The main exam will carry 80 marks while the remaining 20 marks will be given based on formative and summative tests as part of the Continuous Comprehensive Evaluation (CCE)
In a radical shake-up, the State Education Department has introduced revised syllabus for 10 class students as part of the long-felt curriculum reforms designed by the Andhra Pradesh State Council of Education, Research and Training (APSCERT).
After a gap of 18 years, students of 10 class with State syllabus will have revised, updated lessons in textbooks for the academic year 2014-15.
The exercise of developing a State curriculum framework was started in 2010-11 and carried out for different classes in a phased manner.

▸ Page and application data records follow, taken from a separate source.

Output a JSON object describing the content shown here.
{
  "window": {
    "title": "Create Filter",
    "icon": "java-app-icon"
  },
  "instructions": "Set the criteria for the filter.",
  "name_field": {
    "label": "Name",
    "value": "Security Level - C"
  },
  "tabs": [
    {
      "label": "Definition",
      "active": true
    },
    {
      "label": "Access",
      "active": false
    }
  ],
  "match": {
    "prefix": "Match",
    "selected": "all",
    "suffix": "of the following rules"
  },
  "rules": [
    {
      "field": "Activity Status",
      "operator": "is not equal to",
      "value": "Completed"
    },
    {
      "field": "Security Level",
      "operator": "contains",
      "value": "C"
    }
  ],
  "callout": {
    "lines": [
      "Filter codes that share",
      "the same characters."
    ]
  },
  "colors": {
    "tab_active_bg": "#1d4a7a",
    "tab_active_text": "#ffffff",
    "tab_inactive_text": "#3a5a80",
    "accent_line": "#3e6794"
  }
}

There is a change in the exam pattern also. Till last year, students wrote exams in six subjects (Telugu, English, Hindi, maths, science and social studies) segregated in 11 papers (each subject comprising paper-I and Paper-II, barring Hindi).

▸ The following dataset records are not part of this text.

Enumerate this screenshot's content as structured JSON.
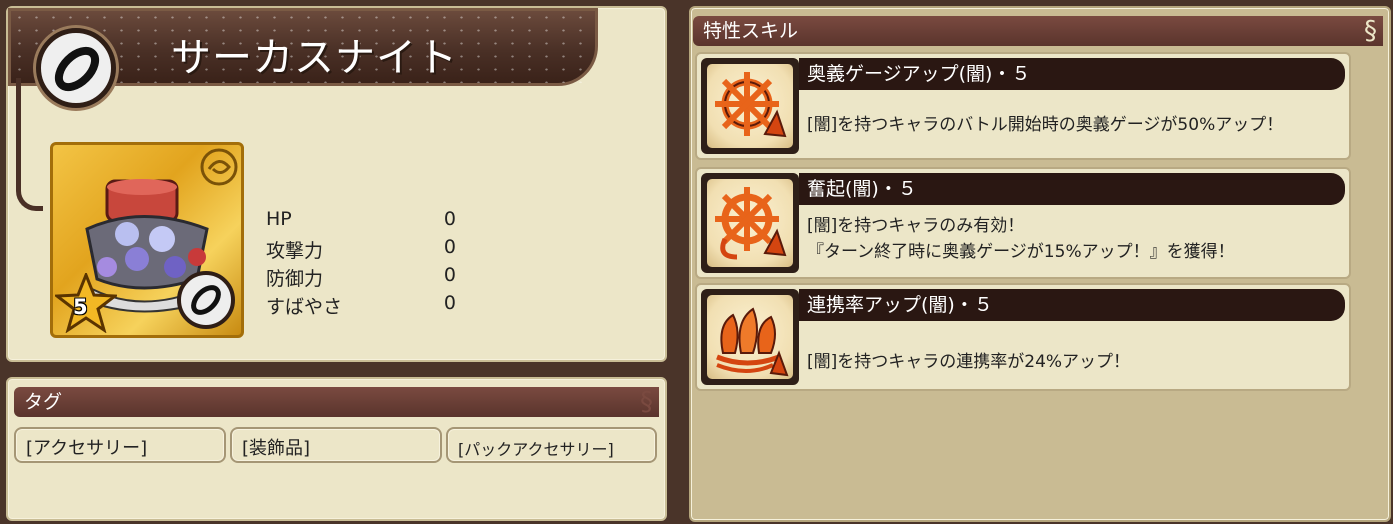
{
  "item": {
    "name": "サーカスナイト",
    "rarity": "5",
    "element_icon": "dark-ring-icon"
  },
  "stats": [
    {
      "label": "HP",
      "value": "0"
    },
    {
      "label": "攻撃力",
      "value": "0"
    },
    {
      "label": "防御力",
      "value": "0"
    },
    {
      "label": "すばやさ",
      "value": "0"
    }
  ],
  "tags": {
    "title": "タグ",
    "items": [
      "[アクセサリー]",
      "[装飾品]",
      "[パックアクセサリー]"
    ]
  },
  "skills": {
    "title": "特性スキル",
    "items": [
      {
        "name": "奥義ゲージアップ(闇)・５",
        "icon": "sun-arrow-icon",
        "lines": [
          "[闇]を持つキャラのバトル開始時の奥義ゲージが50%アップ！"
        ]
      },
      {
        "name": "奮起(闇)・５",
        "icon": "sun-arrow-curl-icon",
        "lines": [
          "[闇]を持つキャラのみ有効！",
          "『ターン終了時に奥義ゲージが15%アップ！』を獲得！"
        ]
      },
      {
        "name": "連携率アップ(闇)・５",
        "icon": "triple-flame-icon",
        "lines": [
          "[闇]を持つキャラの連携率が24%アップ！"
        ]
      }
    ]
  },
  "colors": {
    "panel_bg": "#ece6c8",
    "frame_brown": "#4a3429",
    "header_red": "#7a4a40",
    "skill_bar": "#2a1712",
    "icon_orange": "#e8641a"
  }
}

From this year, they will write exams in six subjects, in seven papers for 600 marks (each subject consisting of 100 marks, barring physical science and biological science for 50 marks each).
The main exam will carry 80 marks while the remaining 20 marks will be given based on formative and summative tests as part of the Continuous Comprehensive Evaluation (CCE).
“We have deviated from the earlier pattern where textbooks were information-oriented. This time, they are activity-based. The idea is to generate productive, creative and well educated students,” says Upendra Reddy, Head of the Department of Curriculum and Textbooks, APSCERT.
A marathon exercise preceded introduction of the reforms. Subject-wise committees were constituted with eminent persons from allied sectors as members who deliberated upon the principles on which the new syllabus was to be developed taking into consideration the methodology, preparation and assessment aspects.
“A great deal of effort has gone in to bring into play interesting and exciting activities like projects, experiments, group discussions and other collaborations. The exercises at the end of every lesson have open-minded questions which will improve analytical skills, widen the scope of thinking and self-expression of students. It’s time students gave up rote memory mode and embraced a fresh learning perspective,” says Prof. Reddy.
The District Educational Officers must monitor effective implementation of the new system to bring about a change in the teacher perspective. “We envisage a positive change in the days to come,” says Prof. Reddy.